The Causey Arch is a bridge near Stanley in County Durham, northern England. It is the oldest surviving single-arch railway bridge in the world, and a key element of the industrial heritage of England.
It was built in 1725–26 by stonemason Ralph Wood, funded by a conglomeration of coal-owners known as the “Grand Allies” (founded by Colonel Liddell and the Hon. Charles Montague) at a cost of £12,000. Two tracks crossed the Arch: one (the “main way”) to take coal to the River Tyne, and the other (the “bye way”) for returning the empty wagons. Over 900 horse-drawn wagons crossed the arch each day using the Tanfield Railway.

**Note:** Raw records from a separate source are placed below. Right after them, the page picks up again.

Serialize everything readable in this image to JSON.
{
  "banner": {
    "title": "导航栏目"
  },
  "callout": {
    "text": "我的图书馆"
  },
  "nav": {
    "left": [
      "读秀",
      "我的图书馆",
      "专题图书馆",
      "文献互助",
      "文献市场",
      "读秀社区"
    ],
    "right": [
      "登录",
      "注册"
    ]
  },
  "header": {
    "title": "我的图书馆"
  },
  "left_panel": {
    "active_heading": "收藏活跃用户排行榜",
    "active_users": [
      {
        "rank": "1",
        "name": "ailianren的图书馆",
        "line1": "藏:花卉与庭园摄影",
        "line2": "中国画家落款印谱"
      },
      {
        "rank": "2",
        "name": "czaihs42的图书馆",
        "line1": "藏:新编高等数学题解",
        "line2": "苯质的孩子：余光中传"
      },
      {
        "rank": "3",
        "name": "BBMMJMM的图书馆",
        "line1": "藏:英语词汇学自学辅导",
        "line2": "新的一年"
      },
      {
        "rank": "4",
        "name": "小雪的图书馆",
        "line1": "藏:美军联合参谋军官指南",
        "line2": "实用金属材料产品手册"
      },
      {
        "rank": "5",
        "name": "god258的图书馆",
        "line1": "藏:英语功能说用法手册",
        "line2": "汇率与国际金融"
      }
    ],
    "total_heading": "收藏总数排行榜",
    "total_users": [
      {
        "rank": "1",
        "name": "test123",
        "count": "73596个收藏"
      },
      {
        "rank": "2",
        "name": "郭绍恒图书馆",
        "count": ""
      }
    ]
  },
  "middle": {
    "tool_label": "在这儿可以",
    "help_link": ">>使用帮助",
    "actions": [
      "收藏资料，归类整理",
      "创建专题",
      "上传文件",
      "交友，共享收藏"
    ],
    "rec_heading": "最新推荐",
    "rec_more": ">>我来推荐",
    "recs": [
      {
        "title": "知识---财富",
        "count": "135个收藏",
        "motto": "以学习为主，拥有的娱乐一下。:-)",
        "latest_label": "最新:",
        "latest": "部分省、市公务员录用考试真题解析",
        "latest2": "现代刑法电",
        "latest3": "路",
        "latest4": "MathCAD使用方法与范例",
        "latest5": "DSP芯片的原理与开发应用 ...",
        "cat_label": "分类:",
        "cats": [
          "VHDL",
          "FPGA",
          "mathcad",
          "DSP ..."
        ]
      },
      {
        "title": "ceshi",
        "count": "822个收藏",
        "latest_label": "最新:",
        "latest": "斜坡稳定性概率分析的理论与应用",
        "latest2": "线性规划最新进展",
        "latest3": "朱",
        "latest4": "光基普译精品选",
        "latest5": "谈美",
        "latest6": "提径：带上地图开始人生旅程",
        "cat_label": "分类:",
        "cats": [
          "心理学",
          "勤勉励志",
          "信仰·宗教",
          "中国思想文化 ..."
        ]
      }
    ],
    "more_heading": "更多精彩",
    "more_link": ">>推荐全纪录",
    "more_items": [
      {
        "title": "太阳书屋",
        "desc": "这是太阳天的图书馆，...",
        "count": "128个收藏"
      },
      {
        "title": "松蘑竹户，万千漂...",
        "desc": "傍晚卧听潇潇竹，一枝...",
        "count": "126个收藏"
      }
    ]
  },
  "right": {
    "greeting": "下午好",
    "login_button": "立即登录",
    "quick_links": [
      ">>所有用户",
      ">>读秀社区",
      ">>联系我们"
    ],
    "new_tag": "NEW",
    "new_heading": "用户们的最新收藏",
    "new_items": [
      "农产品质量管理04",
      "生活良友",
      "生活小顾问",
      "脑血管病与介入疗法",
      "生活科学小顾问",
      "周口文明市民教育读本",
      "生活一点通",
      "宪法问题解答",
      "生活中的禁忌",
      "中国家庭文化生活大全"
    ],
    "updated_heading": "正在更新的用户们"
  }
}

When the bridge was completed in 1726, it was the longest single-span bridge in the country with an arch span of 31 metres (102 ft), a record it held for thirty years until 1756 when the Old Bridge was built in Pontypridd, Wales. After he designed the bridge, Ralph Wood was so afraid that his arch would collapse that he committed suicide, but the bridge still stands today (Wikipedia)